═════ EXERCISE INPUTS ═════

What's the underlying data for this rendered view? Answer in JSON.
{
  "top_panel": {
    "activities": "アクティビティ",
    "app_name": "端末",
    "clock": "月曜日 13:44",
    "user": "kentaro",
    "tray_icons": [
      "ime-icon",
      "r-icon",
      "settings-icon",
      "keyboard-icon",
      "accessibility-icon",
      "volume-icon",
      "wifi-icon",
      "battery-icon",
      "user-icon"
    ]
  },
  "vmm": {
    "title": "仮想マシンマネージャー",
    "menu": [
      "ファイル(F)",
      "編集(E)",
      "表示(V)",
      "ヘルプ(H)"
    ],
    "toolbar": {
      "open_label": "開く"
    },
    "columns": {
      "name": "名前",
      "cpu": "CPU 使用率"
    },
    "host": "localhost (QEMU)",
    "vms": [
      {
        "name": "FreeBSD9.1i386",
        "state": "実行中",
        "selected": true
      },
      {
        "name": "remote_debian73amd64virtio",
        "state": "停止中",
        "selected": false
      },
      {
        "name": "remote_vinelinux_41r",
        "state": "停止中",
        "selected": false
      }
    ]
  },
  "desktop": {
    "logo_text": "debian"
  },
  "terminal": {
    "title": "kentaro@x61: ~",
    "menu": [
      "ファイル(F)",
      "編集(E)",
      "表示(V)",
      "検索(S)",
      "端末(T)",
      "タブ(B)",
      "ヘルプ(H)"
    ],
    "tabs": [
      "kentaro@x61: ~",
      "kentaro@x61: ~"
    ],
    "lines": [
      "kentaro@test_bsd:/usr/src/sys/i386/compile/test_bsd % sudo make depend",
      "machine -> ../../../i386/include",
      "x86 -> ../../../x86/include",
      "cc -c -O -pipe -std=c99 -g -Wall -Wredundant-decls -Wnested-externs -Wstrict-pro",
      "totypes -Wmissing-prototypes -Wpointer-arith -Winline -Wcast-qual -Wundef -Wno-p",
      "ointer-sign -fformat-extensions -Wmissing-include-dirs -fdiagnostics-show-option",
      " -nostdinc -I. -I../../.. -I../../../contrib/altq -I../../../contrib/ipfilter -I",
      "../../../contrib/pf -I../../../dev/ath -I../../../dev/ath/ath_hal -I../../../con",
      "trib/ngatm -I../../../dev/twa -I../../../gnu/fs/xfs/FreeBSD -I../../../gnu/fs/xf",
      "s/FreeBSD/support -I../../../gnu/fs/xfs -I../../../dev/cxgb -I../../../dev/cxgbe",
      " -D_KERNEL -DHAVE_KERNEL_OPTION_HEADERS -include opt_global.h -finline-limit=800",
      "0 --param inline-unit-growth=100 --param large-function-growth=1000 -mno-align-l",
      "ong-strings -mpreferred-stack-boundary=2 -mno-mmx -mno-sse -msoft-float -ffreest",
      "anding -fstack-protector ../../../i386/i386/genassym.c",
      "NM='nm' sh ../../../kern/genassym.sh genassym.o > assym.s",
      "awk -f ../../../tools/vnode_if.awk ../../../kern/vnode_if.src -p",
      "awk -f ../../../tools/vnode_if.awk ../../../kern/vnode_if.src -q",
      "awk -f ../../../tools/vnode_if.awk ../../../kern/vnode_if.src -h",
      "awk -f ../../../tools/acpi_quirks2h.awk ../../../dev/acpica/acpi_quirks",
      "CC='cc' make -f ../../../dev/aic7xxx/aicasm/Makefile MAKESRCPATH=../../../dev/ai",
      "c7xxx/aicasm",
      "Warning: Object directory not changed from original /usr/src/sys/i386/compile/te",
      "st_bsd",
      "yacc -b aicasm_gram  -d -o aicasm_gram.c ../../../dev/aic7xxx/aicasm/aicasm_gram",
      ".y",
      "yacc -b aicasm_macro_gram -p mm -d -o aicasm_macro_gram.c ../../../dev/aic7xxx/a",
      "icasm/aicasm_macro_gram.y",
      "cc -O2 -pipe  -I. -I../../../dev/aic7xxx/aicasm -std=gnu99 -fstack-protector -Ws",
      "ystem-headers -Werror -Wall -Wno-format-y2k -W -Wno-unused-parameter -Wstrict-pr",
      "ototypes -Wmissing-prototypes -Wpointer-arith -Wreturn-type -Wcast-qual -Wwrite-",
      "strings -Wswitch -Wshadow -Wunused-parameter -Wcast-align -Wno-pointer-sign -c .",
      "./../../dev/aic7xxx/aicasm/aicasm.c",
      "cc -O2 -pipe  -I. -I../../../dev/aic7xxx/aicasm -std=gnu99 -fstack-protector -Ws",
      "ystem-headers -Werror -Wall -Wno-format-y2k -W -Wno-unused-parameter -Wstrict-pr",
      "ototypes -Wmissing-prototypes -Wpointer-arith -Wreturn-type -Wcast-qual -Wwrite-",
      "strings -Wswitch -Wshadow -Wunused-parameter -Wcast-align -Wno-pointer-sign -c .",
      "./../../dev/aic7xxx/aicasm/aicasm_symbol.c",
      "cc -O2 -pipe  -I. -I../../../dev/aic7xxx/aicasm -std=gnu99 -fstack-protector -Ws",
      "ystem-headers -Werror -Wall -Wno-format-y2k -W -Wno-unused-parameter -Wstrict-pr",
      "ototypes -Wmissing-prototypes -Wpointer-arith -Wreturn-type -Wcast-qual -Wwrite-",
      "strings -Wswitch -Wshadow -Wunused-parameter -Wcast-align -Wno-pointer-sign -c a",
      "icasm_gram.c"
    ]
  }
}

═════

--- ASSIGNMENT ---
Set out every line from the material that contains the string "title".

--- REPLY TO THE EXERCISE ---
    "title": "仮想マシンマネージャー",
    "title": "kentaro@x61: ~",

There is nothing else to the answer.